Activity
Check each line of the entries below for the word "photo", and copy the lines that have it.

Saved data entries
※ ※ ※

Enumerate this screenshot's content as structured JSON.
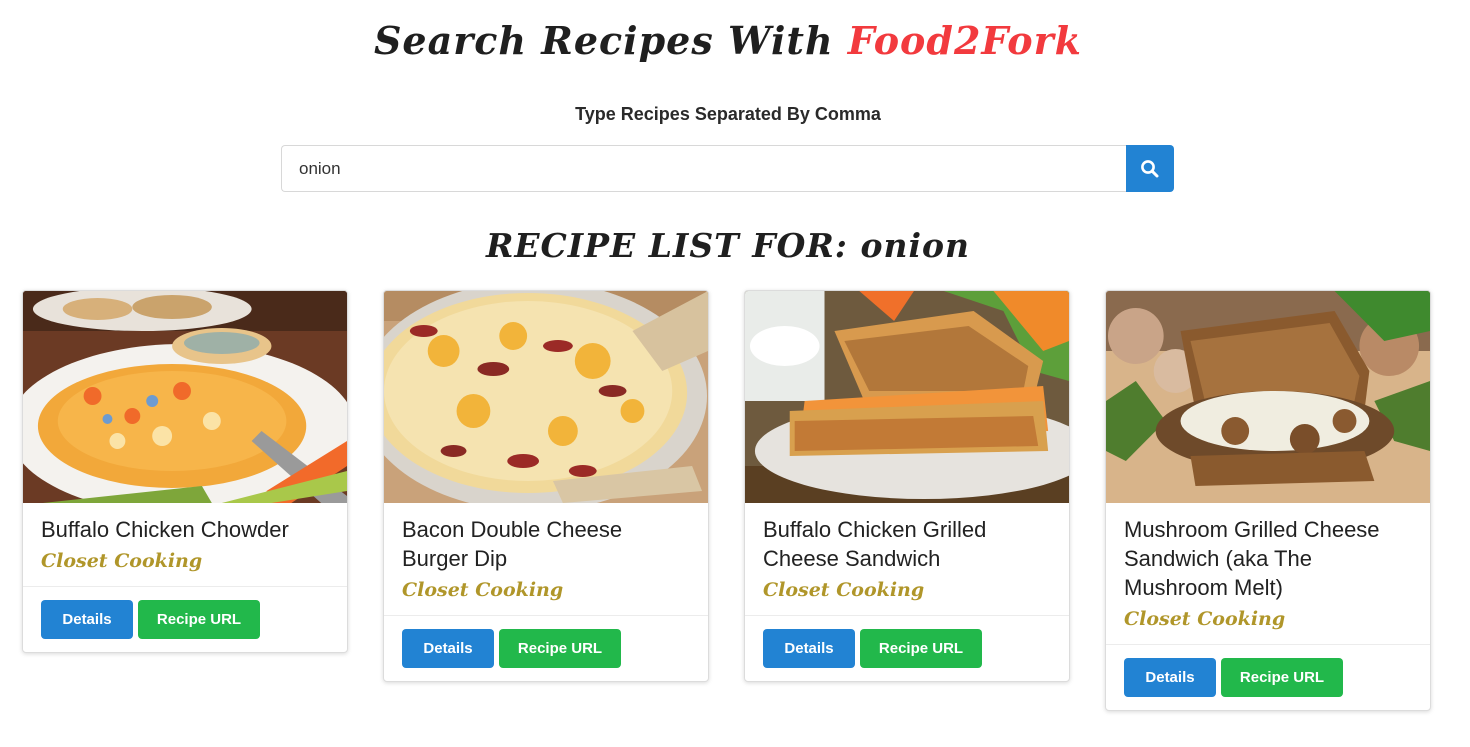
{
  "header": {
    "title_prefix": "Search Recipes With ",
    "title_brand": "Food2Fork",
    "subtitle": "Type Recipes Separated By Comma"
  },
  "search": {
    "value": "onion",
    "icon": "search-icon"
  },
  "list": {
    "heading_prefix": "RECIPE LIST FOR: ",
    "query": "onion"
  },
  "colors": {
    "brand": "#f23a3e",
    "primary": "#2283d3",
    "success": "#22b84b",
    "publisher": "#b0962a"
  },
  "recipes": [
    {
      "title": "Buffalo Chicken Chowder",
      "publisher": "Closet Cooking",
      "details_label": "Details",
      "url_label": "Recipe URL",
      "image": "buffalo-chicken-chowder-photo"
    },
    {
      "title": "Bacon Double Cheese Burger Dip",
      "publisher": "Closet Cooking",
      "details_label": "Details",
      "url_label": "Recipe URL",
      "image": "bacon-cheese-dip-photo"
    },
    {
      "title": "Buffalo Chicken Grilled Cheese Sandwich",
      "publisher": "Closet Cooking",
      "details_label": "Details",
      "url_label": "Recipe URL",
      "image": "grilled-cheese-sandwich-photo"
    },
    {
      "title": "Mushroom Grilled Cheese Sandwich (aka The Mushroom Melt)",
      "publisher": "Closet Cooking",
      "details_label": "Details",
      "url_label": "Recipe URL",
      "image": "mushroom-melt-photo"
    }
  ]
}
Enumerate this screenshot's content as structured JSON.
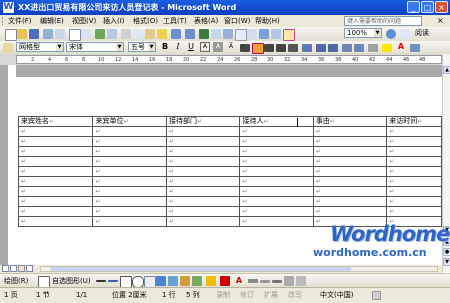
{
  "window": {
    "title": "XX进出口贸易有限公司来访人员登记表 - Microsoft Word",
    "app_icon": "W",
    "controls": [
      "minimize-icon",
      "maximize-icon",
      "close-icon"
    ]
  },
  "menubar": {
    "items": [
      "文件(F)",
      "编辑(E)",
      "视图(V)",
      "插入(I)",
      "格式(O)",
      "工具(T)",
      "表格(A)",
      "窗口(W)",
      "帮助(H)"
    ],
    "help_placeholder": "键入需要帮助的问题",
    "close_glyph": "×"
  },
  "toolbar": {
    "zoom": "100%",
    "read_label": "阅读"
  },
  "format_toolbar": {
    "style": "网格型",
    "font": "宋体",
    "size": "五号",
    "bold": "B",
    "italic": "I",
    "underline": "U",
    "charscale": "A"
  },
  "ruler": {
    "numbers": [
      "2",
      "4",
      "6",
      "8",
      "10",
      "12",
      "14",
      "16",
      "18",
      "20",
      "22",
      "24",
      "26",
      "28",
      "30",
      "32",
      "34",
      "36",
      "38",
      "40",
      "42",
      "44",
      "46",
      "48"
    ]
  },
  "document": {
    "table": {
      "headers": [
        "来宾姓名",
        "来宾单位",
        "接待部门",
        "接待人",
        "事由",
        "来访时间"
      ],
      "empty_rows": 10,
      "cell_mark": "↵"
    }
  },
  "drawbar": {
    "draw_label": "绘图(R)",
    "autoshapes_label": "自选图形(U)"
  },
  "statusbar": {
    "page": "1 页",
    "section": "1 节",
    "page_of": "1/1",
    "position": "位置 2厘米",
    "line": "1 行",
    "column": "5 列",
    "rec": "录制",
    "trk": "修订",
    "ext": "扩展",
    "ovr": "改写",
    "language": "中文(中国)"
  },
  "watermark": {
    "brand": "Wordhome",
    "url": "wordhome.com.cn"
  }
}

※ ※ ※

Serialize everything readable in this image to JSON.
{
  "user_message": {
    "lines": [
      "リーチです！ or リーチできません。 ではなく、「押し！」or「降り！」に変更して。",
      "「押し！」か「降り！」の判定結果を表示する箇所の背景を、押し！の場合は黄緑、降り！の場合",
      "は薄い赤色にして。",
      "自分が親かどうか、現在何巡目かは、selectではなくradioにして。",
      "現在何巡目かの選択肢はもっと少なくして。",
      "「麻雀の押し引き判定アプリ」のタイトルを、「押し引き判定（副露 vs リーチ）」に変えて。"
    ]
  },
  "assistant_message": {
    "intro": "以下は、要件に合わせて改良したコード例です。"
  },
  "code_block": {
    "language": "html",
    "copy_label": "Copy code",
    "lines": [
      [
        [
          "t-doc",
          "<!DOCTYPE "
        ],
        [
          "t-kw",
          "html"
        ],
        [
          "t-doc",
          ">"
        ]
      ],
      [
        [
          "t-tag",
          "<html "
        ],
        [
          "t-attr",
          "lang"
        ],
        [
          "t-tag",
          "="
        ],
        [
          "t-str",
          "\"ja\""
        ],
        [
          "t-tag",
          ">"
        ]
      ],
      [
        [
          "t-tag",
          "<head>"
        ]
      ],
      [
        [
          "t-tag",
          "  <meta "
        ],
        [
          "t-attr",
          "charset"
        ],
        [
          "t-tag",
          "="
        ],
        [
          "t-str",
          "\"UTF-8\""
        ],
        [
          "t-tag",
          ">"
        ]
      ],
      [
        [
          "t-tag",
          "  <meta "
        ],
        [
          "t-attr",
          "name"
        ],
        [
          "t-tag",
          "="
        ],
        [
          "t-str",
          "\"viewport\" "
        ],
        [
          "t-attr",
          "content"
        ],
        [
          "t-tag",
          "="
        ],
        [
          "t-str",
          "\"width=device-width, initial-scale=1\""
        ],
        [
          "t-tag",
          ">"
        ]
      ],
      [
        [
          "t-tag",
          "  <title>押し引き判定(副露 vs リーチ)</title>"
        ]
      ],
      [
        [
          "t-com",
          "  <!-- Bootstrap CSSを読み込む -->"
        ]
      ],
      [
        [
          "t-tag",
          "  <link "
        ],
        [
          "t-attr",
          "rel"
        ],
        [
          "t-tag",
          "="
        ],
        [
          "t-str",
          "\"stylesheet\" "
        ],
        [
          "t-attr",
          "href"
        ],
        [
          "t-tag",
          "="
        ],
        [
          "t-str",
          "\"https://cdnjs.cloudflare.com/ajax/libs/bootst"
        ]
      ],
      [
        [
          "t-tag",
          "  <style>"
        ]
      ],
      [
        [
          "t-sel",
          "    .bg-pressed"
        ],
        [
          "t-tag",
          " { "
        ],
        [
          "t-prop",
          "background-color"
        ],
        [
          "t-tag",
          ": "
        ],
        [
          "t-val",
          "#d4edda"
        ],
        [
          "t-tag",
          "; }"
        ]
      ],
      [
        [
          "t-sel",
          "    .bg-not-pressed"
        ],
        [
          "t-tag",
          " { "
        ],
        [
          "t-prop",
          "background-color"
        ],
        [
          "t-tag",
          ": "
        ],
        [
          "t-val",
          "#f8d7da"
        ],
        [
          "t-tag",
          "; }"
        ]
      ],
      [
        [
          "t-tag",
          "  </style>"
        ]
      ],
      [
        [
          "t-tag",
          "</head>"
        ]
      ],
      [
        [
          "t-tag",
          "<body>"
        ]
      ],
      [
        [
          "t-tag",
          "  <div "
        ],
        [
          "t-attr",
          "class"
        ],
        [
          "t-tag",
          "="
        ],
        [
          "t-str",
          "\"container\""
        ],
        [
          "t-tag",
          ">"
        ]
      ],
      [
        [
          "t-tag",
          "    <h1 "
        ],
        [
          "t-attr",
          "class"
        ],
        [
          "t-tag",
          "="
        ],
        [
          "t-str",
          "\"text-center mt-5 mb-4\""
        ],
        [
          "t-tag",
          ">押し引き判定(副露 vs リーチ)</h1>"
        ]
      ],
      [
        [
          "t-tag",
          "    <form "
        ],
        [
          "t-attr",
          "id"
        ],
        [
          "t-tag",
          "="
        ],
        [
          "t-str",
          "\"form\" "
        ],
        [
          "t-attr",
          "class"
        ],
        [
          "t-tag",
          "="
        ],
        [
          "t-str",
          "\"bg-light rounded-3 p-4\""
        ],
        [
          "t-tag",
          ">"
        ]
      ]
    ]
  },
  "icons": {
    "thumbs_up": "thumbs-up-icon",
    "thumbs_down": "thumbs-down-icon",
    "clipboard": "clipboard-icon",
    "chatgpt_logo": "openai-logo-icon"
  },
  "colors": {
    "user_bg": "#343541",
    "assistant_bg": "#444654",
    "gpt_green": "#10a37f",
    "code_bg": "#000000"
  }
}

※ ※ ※

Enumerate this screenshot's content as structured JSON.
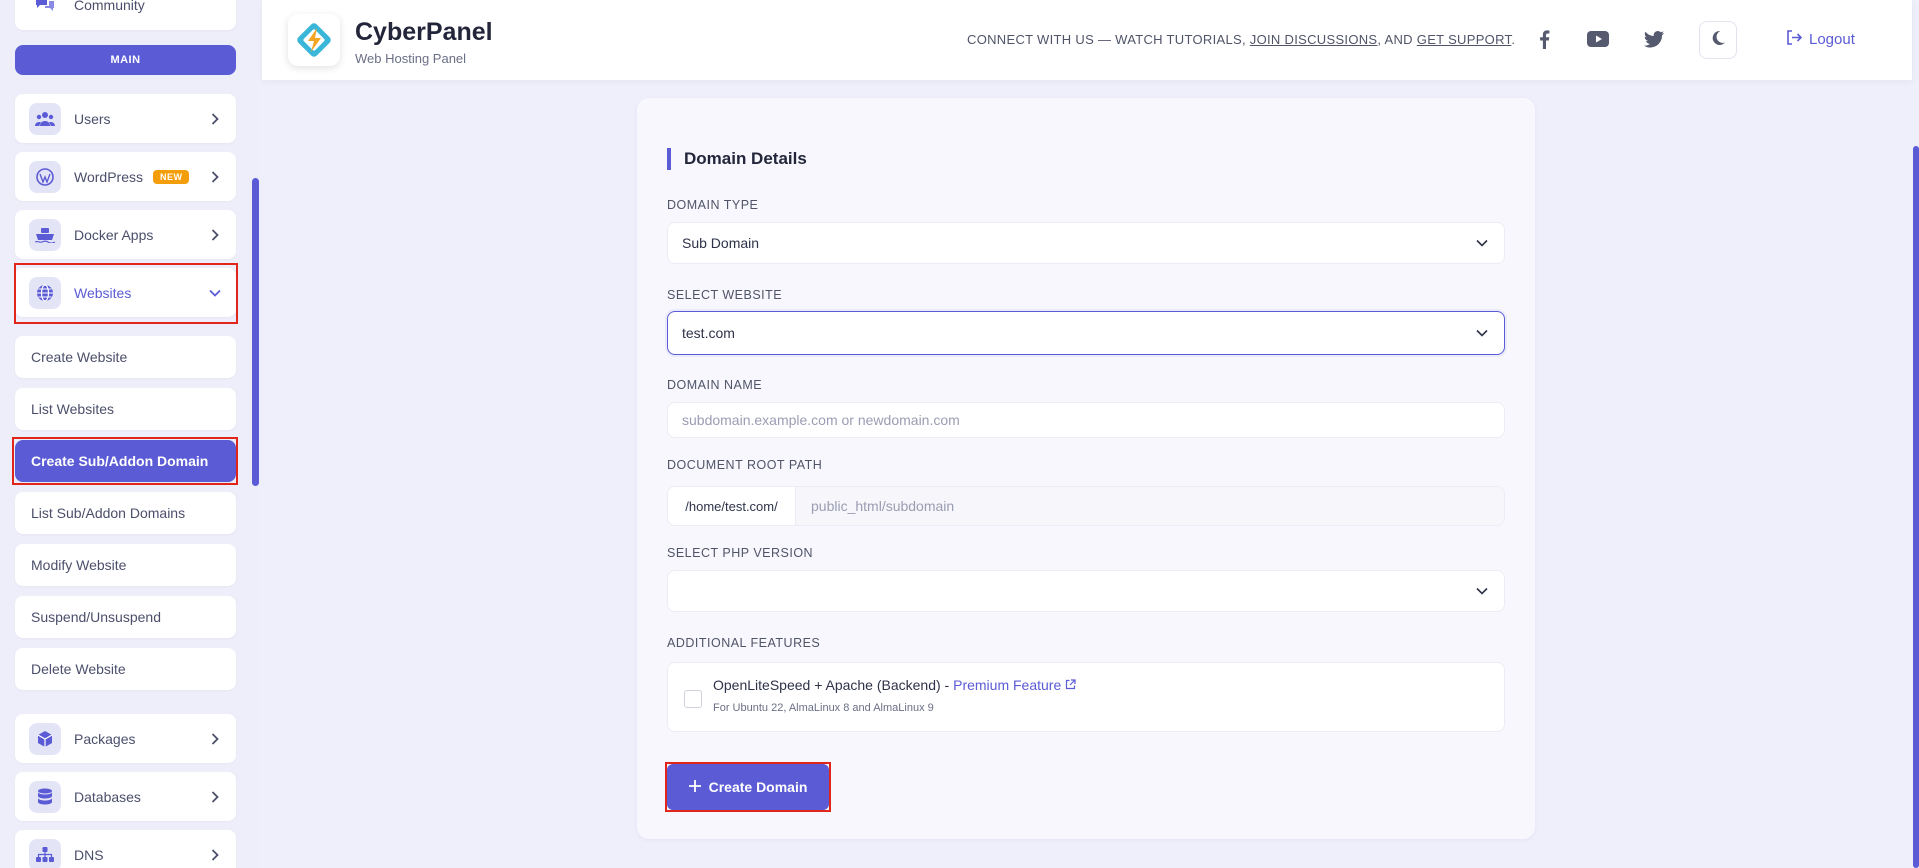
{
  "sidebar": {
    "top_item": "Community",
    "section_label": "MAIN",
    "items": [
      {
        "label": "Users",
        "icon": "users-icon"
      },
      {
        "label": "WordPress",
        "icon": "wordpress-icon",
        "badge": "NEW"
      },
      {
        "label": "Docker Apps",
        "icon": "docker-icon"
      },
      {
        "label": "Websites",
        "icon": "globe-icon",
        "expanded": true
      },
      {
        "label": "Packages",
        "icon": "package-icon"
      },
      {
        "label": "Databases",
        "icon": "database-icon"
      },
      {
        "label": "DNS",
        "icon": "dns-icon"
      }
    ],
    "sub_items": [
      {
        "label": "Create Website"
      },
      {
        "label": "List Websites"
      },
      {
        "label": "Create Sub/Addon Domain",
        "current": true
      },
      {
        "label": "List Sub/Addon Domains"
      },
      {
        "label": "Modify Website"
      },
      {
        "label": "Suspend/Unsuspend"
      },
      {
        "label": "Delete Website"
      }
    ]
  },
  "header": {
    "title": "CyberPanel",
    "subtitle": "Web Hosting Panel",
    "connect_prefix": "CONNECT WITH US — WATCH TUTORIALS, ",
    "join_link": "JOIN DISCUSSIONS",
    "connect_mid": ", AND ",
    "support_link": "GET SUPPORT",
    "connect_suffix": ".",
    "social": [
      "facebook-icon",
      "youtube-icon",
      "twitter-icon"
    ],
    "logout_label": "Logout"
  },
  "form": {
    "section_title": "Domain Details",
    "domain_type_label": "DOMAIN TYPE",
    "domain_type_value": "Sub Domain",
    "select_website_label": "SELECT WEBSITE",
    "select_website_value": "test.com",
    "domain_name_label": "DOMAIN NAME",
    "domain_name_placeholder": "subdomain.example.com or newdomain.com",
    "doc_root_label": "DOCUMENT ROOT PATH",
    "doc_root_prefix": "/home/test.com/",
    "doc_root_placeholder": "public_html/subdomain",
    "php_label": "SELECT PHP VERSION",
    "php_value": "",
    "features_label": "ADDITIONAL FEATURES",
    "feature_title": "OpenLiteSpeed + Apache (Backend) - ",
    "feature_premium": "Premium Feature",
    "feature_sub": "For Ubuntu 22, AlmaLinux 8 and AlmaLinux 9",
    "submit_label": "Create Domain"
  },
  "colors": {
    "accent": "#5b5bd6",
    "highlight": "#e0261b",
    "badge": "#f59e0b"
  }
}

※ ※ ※

Expected answer
      "image": "buffalo-chicken-chowder-photo"
      "image": "bacon-cheese-dip-photo"
      "image": "grilled-cheese-sandwich-photo"
      "image": "mushroom-melt-photo"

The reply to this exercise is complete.